* **To do**
Look at each line below and tally those holding "JSON"; answer with that figure and nothing else.

* **Available data**

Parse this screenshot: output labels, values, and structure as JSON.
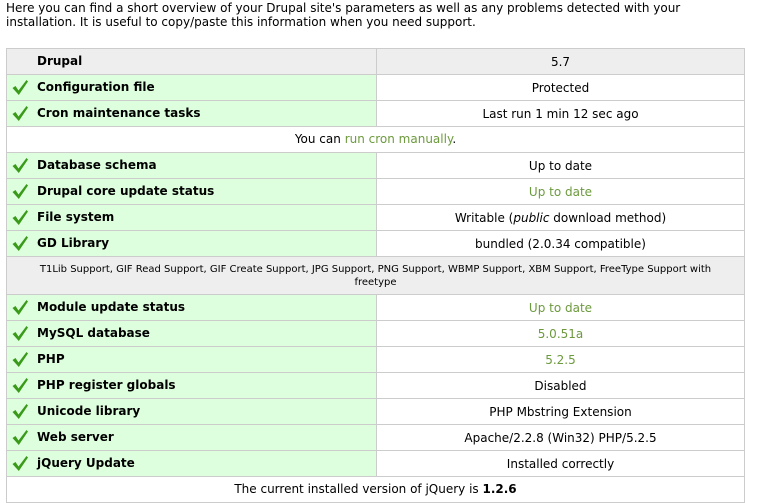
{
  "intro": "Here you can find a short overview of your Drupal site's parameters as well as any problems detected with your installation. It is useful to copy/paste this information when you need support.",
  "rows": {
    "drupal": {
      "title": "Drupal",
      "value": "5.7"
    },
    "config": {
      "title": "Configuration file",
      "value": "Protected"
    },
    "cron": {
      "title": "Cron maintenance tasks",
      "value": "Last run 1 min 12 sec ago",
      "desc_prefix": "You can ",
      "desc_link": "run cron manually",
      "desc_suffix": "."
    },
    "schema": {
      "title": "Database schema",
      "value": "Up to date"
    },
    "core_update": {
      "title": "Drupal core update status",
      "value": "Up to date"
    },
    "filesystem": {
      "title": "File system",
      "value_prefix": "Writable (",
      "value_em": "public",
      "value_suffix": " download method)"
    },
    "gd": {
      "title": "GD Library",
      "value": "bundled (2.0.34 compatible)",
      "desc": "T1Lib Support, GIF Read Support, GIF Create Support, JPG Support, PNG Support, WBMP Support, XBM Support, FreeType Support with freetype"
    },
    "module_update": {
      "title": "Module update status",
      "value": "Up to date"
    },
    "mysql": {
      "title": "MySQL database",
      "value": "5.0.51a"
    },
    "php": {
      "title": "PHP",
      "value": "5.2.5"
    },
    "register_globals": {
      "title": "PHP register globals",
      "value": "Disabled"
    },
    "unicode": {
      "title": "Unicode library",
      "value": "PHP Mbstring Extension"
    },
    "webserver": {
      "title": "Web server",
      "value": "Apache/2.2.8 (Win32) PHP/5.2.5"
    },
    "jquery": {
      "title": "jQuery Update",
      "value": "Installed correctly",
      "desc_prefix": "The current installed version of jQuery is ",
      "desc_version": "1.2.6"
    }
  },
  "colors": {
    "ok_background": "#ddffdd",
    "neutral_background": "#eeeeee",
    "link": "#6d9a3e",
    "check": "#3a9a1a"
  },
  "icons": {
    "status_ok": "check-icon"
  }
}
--
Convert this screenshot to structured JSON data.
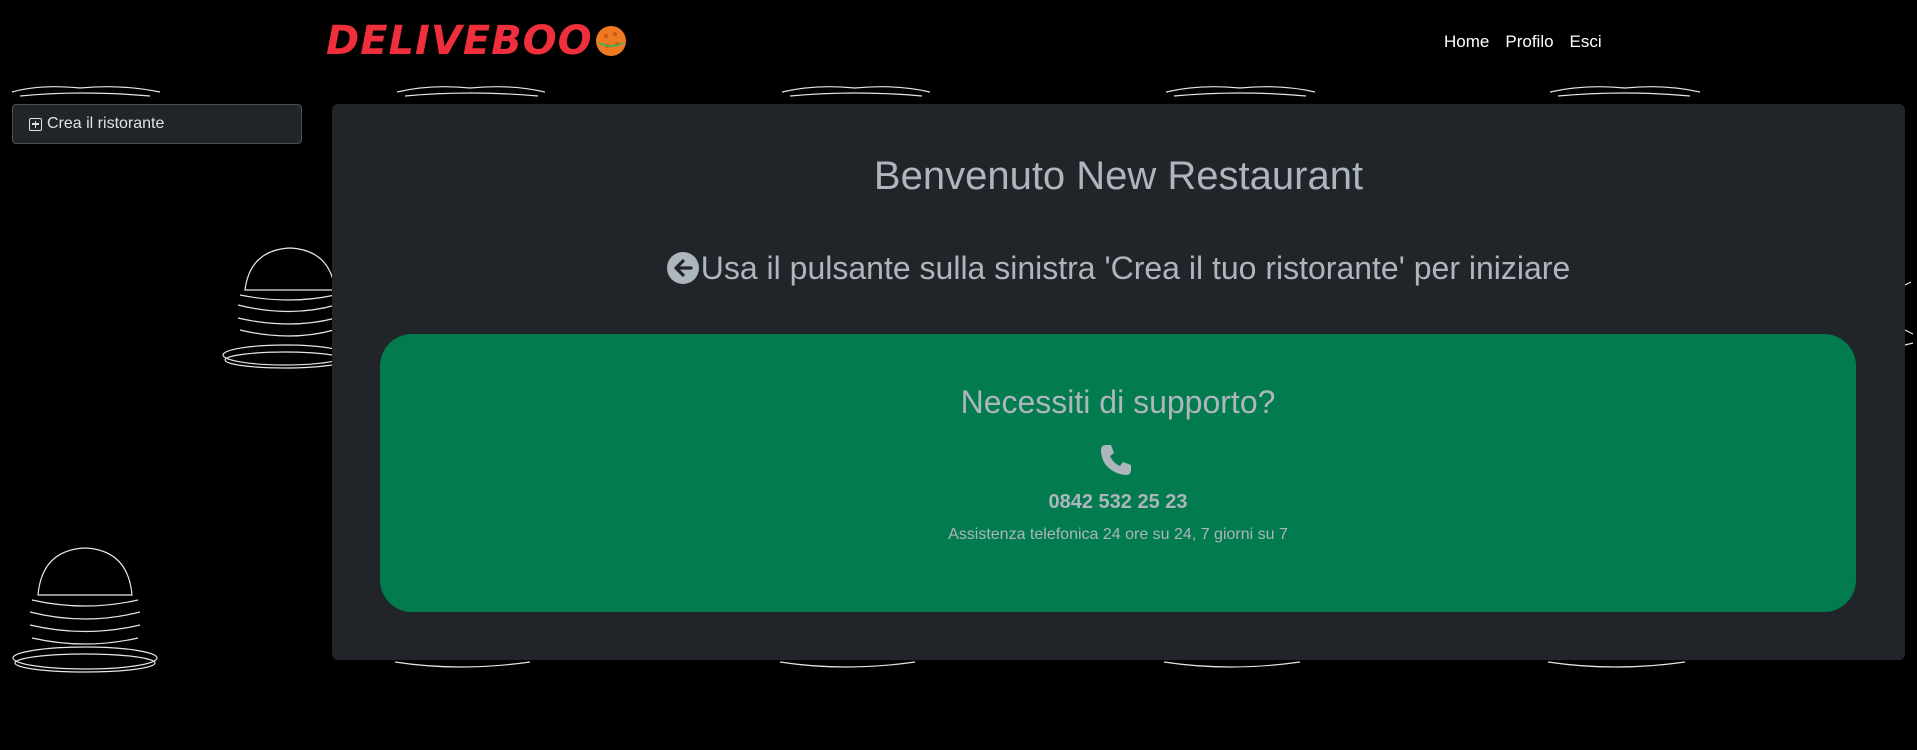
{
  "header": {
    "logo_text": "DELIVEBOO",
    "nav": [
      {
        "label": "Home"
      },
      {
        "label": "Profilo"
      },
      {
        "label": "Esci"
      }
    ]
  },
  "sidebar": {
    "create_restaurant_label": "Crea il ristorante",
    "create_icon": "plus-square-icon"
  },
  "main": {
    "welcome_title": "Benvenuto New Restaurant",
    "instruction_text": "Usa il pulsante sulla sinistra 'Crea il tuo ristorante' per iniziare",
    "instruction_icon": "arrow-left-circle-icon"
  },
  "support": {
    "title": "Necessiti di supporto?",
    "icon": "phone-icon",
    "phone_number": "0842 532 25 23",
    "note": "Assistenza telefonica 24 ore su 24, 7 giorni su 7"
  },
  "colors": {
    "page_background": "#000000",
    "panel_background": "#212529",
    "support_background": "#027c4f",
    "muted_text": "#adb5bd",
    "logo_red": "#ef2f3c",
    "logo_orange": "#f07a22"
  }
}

* **Result**
2